* [TASK OBJECTIVE]: What you return must be the full data, repeated verbatim, with no pictures in it.

* [Stored items]:

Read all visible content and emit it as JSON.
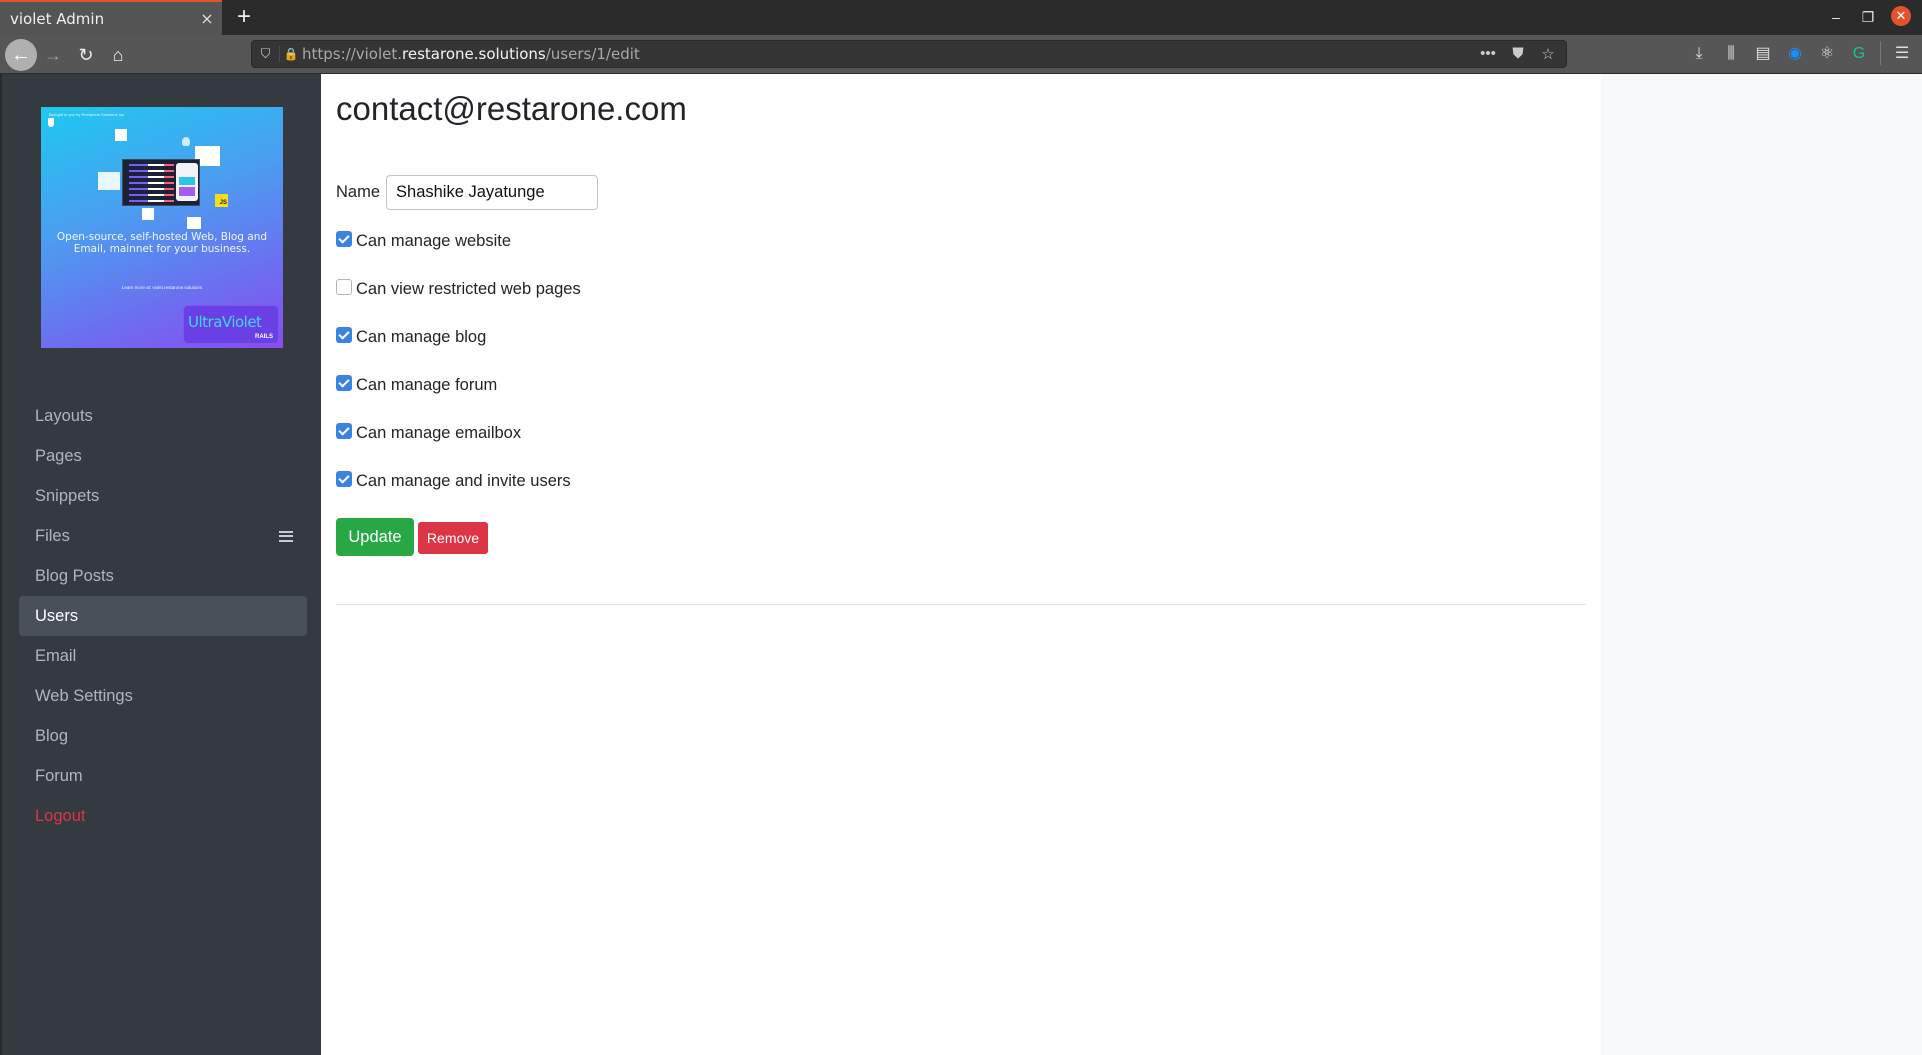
{
  "browser": {
    "tab_title": "violet Admin",
    "tab_close_icon": "×",
    "new_tab_icon": "+",
    "url_prefix": "https://violet.",
    "url_host": "restarone.solutions",
    "url_path": "/users/1/edit",
    "window_controls": {
      "minimize": "–",
      "maximize": "❐",
      "close": "✕"
    },
    "nav": {
      "back": "←",
      "forward": "→",
      "reload": "↻",
      "home": "⌂"
    },
    "url_icons": {
      "shield": "⛉",
      "lock": "🔒",
      "more": "•••",
      "pocket": "⛊",
      "bookmark": "☆"
    },
    "toolbar": {
      "downloads": "⤓",
      "library": "⫼",
      "sidebar": "▤",
      "onepassword": "◉",
      "extension": "⚛",
      "grammarly": "G",
      "menu": "☰"
    }
  },
  "sidebar": {
    "brand": {
      "brought_by": "Brought to you by Restarone Solutions Inc.",
      "tagline": "Open-source, self-hosted Web, Blog and Email, mainnet for your business.",
      "learn_more": "Learn more at: violet.restarone.solutions",
      "badge_main": "UltraViolet",
      "badge_sub": "RAILS",
      "js_label": "JS"
    },
    "items": [
      {
        "label": "Layouts"
      },
      {
        "label": "Pages"
      },
      {
        "label": "Snippets"
      },
      {
        "label": "Files"
      },
      {
        "label": "Blog Posts"
      },
      {
        "label": "Users",
        "active": true
      },
      {
        "label": "Email"
      },
      {
        "label": "Web Settings"
      },
      {
        "label": "Blog"
      },
      {
        "label": "Forum"
      },
      {
        "label": "Logout"
      }
    ]
  },
  "main": {
    "title": "contact@restarone.com",
    "name_label": "Name",
    "name_value": "Shashike Jayatunge",
    "permissions": [
      {
        "label": "Can manage website",
        "checked": true
      },
      {
        "label": "Can view restricted web pages",
        "checked": false
      },
      {
        "label": "Can manage blog",
        "checked": true
      },
      {
        "label": "Can manage forum",
        "checked": true
      },
      {
        "label": "Can manage emailbox",
        "checked": true
      },
      {
        "label": "Can manage and invite users",
        "checked": true
      }
    ],
    "update_label": "Update",
    "remove_label": "Remove"
  },
  "colors": {
    "sidebar_bg": "#343a40",
    "active_item_bg": "#495057",
    "logout": "#dc3545",
    "update_button": "#28a745",
    "remove_button": "#dc3545",
    "checkbox_checked": "#3a83e0"
  }
}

* [EXPECTED ANSWER]:
Read all visible content and emit it as JSON.
{
  "browser": {
    "tab_title": "violet Admin",
    "tab_close_icon": "×",
    "new_tab_icon": "+",
    "url_prefix": "https://violet.",
    "url_host": "restarone.solutions",
    "url_path": "/users/1/edit",
    "window_controls": {
      "minimize": "–",
      "maximize": "❐",
      "close": "✕"
    },
    "nav": {
      "back": "←",
      "forward": "→",
      "reload": "↻",
      "home": "⌂"
    },
    "url_icons": {
      "shield": "⛉",
      "lock": "🔒",
      "more": "•••",
      "pocket": "⛊",
      "bookmark": "☆"
    },
    "toolbar": {
      "downloads": "⤓",
      "library": "⫼",
      "sidebar": "▤",
      "onepassword": "◉",
      "extension": "⚛",
      "grammarly": "G",
      "menu": "☰"
    }
  },
  "sidebar": {
    "brand": {
      "brought_by": "Brought to you by Restarone Solutions Inc.",
      "tagline": "Open-source, self-hosted Web, Blog and Email, mainnet for your business.",
      "learn_more": "Learn more at: violet.restarone.solutions",
      "badge_main": "UltraViolet",
      "badge_sub": "RAILS",
      "js_label": "JS"
    },
    "items": [
      {
        "label": "Layouts"
      },
      {
        "label": "Pages"
      },
      {
        "label": "Snippets"
      },
      {
        "label": "Files"
      },
      {
        "label": "Blog Posts"
      },
      {
        "label": "Users",
        "active": true
      },
      {
        "label": "Email"
      },
      {
        "label": "Web Settings"
      },
      {
        "label": "Blog"
      },
      {
        "label": "Forum"
      },
      {
        "label": "Logout"
      }
    ]
  },
  "main": {
    "title": "contact@restarone.com",
    "name_label": "Name",
    "name_value": "Shashike Jayatunge",
    "permissions": [
      {
        "label": "Can manage website",
        "checked": true
      },
      {
        "label": "Can view restricted web pages",
        "checked": false
      },
      {
        "label": "Can manage blog",
        "checked": true
      },
      {
        "label": "Can manage forum",
        "checked": true
      },
      {
        "label": "Can manage emailbox",
        "checked": true
      },
      {
        "label": "Can manage and invite users",
        "checked": true
      }
    ],
    "update_label": "Update",
    "remove_label": "Remove"
  },
  "colors": {
    "sidebar_bg": "#343a40",
    "active_item_bg": "#495057",
    "logout": "#dc3545",
    "update_button": "#28a745",
    "remove_button": "#dc3545",
    "checkbox_checked": "#3a83e0"
  }
}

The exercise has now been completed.